The Supreme Court will hear oral arguments in Torres by April and will issue a decision by June or July. If the court reaches the merits of the case, it might rule for Torres for several reasons. The court granted cert even without a split among lower courts—the situation most frequently yielding cert grants and despite the government (on the Supreme Court’s request) filing an amicus brief recommending against cert. Moreover, as a distinguished veteran injured in combat alleging employment discrimination, Torres is sympathetic. Finally, conservative justices—traditionally supportive of state sovereign immunity—are also traditionally the most supportive of expansive war powers, suggesting Torres may appeal to justices across the ideological spectrum.
The case could have a substantial impact on Torres himself and hundreds of thousands of active and reserve service members across the country currently working for state government agencies.

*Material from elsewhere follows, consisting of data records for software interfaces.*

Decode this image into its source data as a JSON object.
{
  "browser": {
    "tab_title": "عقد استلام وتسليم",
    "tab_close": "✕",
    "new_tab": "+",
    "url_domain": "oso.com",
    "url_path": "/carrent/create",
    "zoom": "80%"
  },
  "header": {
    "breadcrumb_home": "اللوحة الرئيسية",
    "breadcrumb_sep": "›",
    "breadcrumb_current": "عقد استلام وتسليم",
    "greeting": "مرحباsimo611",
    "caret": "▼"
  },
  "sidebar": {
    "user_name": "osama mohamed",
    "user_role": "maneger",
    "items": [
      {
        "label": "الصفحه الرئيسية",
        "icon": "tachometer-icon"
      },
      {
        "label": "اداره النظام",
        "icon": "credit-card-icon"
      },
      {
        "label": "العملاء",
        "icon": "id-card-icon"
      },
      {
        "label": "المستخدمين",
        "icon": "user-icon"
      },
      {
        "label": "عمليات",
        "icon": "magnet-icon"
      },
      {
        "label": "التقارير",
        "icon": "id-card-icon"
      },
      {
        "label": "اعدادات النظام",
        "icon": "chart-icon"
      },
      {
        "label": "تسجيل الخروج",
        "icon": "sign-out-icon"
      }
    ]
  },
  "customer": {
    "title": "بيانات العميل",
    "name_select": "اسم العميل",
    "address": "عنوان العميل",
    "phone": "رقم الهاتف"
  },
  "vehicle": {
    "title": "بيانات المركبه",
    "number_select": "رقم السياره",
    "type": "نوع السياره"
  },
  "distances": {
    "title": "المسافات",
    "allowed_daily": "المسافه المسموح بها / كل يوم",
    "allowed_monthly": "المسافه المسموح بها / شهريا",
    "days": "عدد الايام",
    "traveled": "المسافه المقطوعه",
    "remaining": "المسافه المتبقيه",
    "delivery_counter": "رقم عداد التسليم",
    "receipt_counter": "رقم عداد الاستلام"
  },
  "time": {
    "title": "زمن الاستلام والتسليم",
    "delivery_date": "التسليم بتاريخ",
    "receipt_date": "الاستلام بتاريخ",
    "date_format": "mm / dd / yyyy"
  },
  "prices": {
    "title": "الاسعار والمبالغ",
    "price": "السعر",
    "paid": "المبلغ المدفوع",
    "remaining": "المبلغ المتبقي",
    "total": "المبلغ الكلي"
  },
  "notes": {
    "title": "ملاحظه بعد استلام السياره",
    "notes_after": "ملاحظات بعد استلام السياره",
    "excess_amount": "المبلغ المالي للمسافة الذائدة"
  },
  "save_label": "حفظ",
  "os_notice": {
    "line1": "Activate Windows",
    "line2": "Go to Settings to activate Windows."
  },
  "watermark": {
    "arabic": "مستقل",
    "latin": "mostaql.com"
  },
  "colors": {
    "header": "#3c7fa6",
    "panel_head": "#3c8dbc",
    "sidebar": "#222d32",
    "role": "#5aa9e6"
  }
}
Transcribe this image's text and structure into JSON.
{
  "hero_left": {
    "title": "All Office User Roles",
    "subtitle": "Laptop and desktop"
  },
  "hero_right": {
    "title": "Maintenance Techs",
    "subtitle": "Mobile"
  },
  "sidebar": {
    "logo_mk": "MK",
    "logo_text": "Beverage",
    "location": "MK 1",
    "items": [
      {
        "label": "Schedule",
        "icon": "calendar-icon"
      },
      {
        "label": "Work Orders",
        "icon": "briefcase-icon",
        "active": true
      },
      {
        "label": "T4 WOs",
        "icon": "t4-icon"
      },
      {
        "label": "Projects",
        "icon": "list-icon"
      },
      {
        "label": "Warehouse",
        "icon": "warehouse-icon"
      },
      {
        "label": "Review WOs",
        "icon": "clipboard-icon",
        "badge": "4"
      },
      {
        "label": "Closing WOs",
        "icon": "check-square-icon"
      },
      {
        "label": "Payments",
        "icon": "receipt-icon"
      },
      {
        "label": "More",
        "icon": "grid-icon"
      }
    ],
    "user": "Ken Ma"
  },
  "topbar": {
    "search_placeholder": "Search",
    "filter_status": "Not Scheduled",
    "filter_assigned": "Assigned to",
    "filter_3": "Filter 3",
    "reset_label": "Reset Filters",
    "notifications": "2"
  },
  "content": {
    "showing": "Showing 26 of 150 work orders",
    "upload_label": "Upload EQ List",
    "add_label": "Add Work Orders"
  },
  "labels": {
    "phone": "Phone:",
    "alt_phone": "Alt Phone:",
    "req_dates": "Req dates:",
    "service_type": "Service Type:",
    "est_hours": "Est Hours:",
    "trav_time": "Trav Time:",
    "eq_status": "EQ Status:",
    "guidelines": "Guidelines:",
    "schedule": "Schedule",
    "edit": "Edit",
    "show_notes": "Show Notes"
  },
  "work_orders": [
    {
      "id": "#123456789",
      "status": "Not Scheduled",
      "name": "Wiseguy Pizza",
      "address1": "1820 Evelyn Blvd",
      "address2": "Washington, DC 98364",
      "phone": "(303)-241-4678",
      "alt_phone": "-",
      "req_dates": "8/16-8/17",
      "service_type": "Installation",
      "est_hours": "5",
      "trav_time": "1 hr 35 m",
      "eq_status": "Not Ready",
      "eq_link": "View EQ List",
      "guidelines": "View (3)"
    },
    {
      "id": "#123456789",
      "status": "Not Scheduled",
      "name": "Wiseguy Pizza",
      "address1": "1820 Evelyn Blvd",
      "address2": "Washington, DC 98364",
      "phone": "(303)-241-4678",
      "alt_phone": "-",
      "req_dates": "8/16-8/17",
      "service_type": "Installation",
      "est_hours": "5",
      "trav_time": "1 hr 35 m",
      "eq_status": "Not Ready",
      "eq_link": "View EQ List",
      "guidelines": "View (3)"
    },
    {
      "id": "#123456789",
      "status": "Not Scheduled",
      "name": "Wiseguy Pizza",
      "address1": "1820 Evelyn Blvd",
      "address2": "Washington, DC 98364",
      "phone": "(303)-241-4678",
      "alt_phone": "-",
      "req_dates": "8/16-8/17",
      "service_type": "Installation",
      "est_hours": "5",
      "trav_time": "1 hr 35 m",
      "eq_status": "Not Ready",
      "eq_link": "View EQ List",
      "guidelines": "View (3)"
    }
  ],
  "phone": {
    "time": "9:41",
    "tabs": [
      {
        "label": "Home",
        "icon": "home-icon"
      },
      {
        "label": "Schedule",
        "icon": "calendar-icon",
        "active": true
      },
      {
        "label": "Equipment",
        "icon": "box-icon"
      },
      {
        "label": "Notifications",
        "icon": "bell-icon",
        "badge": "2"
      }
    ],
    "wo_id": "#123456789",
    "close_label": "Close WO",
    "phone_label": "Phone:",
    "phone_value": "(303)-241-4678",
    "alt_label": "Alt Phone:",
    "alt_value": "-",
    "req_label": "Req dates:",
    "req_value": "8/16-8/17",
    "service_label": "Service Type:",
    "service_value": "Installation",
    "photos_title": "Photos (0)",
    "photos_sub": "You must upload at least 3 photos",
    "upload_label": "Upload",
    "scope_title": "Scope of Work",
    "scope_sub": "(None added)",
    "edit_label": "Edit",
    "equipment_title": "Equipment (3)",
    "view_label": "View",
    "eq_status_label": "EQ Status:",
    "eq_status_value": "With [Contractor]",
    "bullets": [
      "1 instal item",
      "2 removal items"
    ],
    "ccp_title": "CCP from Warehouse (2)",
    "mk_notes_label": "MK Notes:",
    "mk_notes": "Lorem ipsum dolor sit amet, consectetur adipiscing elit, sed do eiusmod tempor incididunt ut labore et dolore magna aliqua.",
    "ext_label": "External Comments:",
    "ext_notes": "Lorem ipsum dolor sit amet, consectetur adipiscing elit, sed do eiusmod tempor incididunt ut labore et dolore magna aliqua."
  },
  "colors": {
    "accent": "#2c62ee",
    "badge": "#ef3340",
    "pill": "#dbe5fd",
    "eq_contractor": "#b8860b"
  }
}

But it may have important legal implications beyond the specific facts involved in at least three areas of law. First, the case could have implications for the court’s state sovereign immunity jurisprudence generally. If the court rules for Torres, and recognizes a second Article I exception, it will likely encourage future litigation to determine if other Article I powers permit Congress to authorize suits against states. Second, a ruling for Torres might encourage Congress to try to evade state sovereign immunity in other statutes by trying to tie them to war powers. For example, Congress might try to authorize suits against states in a commercial regulation statute under the theory that a provision authorizing the suit was somehow necessary to “raise and support Armies,” not just to regulate commerce. Third, and finally, the court may give its first major statement on the scope of congressional war powers in 16 years. This decision could have important implications for other war powers/federalism-related issues raised this past year, such as states’ use of their National Guard troops for federal purposes and recent states’ efforts to resist President Biden’s vaccine mandate for their National Guard units.